NEW YORK — An executive with an advisory firm charged with selling the Albertsons chain tipped off a financial analyst that the massive deal was imminent, and the subsequent trading of Albertsons stock netted $3.6 million in illegal profits, according to a lawsuit filed in U.S. District Court here last week.
Ramesh Chakrapani, a managing director in Blackstone Group's mergers and acquisitions practice, was arrested and charged with conspiracy and securities fraud, according to the suit filed by federal authorities in U.S. District Court. Blackstone had been retained by Albertsons in 2005 to explore its strategic options and helped arrange its $17.4 billion sale to a consortium of Supervalu, CVS and private investors in January of 2006.
Chakrapani, 33, who most recently was working in Blackstone's London office, was suspended by the firm last week. “We are shocked by this alleged breach of the law and violation of our own compliance policies and ethical standards,” Peter Rose, a spokesman for Blackstone, told SN. “We are fully cooperating with the authorities in this investigation.”
According to the suit, the fraud occurred between the period when Albertsons rejected a takeover offer from the consortium in late December, and when a revised offer was accepted on Jan. 19. The final sale price of $17.4 billion valued Albertsons stock at $26.29 a share, or a 27% premium over its closing share price on Sept. 1.
Chakrapani is alleged to have made several phone calls and text messages to an unnamed co-conspirator shortly after the consortium held a private meeting to consider making a revised bid for Albertsons on Jan. 9. The co-conspirator, a financial analyst, subsequently purchased 5,600 shares of Albertsons in a personal account and 425 call options, which allow the purchaser the right to buy shares at a certain price, in an account for the co-conspirator's parents. The tippee's firm also purchased more than 600,000 shares.
Those holdings were liquidated soon after the deal was announced Jan. 19. The co-conspirator's firm reaped profits of around $3.5 million, while the call options generated around $73,000, the suit said. Less than a month later, the co-conspirator sold all shares from a personal account, netting $18,000.
The co-conspirator was not charged last week.
A biography of Chakrapani, pulled from Blackstone's website last week, identified him as having worked for the firm since 2001 and acknowledged he was “involved” in several transactions, including the Albertsons deal. He received a degree in economics and international studies from Yale University.
The New York Times last week quoted an internal memo from Steven Schwarzman, Blackstone's co-founder and chief executive officer, saying he was “saddened and outraged” at the actions of Chakrapani, whom he referred to as “a 30-year-old vice president” in a description thought to have meant to illustrate inexperience.
Other reports last week indicated Chakrapani played a support role in the negotiations for the Albertsons deal.

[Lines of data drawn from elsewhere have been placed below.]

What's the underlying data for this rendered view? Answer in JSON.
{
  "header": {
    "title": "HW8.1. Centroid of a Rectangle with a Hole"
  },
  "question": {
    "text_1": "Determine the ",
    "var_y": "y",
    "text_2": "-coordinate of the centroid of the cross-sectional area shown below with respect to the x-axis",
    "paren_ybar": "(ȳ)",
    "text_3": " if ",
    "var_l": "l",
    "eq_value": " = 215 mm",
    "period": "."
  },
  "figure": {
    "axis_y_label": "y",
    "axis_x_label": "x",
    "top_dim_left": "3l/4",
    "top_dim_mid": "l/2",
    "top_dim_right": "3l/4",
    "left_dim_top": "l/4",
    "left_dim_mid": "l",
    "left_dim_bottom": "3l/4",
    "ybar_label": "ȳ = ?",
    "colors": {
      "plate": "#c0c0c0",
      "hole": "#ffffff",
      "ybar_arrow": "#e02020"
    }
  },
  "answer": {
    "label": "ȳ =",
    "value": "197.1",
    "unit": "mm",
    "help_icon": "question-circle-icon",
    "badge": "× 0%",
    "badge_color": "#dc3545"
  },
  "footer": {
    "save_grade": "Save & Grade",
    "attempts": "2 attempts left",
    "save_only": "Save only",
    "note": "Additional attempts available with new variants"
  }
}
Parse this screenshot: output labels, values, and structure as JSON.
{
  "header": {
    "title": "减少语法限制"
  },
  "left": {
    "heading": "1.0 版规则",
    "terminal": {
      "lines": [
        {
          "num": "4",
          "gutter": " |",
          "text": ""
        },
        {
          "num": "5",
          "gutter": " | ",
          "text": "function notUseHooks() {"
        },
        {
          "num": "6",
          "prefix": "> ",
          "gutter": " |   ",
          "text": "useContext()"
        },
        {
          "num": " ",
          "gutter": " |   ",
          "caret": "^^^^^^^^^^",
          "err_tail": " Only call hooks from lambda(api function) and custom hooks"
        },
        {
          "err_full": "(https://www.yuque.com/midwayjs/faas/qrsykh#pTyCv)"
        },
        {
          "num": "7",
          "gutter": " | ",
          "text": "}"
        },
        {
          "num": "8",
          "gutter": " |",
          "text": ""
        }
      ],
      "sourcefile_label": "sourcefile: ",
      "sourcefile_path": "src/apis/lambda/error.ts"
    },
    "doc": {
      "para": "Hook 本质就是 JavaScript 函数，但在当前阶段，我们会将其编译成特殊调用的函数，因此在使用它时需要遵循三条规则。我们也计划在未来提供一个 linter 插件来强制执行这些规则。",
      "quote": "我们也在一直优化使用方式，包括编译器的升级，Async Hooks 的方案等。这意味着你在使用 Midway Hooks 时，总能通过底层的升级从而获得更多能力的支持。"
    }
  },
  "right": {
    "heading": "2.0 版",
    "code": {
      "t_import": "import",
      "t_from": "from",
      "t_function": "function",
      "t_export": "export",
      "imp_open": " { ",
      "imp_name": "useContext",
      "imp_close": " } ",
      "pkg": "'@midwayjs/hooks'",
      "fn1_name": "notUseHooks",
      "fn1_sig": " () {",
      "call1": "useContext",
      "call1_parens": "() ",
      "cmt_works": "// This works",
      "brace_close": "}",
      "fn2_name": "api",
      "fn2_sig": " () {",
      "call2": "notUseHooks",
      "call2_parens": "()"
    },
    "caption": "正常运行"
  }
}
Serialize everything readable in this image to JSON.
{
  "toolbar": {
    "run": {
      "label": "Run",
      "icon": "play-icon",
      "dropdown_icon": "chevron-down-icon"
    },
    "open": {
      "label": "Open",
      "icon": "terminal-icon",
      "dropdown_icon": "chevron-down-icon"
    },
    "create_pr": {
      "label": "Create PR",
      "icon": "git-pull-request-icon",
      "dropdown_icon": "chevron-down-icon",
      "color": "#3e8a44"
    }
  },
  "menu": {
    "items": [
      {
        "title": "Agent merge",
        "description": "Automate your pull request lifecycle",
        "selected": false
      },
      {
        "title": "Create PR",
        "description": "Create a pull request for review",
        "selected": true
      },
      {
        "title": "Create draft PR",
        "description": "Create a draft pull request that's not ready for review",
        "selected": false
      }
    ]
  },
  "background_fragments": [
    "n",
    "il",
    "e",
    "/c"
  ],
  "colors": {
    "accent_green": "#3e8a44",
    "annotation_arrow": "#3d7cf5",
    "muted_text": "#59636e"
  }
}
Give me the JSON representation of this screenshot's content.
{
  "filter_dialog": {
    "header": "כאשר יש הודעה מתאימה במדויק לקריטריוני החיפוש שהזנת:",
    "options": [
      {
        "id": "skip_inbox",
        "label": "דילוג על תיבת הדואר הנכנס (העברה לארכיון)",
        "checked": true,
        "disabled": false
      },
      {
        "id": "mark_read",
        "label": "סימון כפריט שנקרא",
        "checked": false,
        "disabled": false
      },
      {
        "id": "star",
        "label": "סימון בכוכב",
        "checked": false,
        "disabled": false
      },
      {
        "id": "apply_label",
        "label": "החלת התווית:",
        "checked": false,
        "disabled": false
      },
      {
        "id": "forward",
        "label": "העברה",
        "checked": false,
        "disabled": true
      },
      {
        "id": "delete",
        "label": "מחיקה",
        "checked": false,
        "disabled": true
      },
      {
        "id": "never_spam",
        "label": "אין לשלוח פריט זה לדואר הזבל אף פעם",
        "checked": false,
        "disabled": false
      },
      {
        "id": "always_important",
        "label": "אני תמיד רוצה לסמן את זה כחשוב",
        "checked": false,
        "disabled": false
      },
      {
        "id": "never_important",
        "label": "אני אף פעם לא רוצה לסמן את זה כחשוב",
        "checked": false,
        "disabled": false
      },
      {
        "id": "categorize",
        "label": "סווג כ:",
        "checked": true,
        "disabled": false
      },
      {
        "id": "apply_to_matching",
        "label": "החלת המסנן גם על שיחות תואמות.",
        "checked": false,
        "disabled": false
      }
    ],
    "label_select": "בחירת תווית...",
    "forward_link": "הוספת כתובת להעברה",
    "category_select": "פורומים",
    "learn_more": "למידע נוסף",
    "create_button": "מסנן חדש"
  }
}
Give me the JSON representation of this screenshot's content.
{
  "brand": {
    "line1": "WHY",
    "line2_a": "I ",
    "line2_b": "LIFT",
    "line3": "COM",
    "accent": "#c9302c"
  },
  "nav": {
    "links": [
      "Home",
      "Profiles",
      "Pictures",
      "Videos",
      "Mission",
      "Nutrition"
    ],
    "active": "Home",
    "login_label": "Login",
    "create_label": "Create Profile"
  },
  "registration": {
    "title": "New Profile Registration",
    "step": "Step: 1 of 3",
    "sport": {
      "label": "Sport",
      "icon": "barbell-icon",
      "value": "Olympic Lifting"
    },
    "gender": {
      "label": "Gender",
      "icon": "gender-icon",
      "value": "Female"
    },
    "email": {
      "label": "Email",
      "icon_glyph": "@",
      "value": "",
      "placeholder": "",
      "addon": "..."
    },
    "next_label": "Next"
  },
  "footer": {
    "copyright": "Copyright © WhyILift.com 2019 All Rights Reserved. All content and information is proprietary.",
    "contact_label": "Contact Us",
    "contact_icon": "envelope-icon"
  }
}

Blackstone is a global asset manager and financial advisory firm that has been involved in multiple supermarket deals. It managed about $116.3 billion in assets as of last September.
Chakrapani also assisted Jacksonville, Fla.-based Winn-Dixie Stores as a Blackstone representative when that retailer sold several stores and manufacturing assets in 2005.
The Albertsons sale was noted for its complexity, attracting both retailers interested in its best-performing stores and financial buyers keen on underperforming sites to extract real estate values. Advisors like Blackstone helped Albertsons align bidders into consortiums.